Content starts
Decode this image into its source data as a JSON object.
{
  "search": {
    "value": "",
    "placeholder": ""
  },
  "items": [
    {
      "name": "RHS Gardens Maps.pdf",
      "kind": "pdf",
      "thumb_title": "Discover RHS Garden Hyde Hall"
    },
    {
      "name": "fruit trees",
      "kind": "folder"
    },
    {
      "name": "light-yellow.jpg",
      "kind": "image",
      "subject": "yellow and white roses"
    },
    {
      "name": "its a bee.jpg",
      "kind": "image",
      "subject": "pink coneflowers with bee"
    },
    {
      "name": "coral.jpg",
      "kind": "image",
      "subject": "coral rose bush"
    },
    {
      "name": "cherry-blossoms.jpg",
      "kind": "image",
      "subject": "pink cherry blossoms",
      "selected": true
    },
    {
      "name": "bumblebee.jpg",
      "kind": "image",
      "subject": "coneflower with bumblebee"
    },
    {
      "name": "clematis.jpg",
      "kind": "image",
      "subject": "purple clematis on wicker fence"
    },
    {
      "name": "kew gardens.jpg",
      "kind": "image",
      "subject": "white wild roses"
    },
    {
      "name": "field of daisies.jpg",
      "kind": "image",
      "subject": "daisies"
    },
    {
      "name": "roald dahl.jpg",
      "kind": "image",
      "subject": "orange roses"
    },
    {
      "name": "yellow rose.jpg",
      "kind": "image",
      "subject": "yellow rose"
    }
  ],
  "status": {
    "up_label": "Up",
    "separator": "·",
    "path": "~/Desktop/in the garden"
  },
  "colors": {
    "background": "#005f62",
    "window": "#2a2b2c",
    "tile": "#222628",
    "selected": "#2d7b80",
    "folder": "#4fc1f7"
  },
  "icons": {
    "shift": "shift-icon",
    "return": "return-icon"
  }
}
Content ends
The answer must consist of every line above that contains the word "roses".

      "subject": "yellow and white roses"
      "subject": "white wild roses"
      "subject": "orange roses"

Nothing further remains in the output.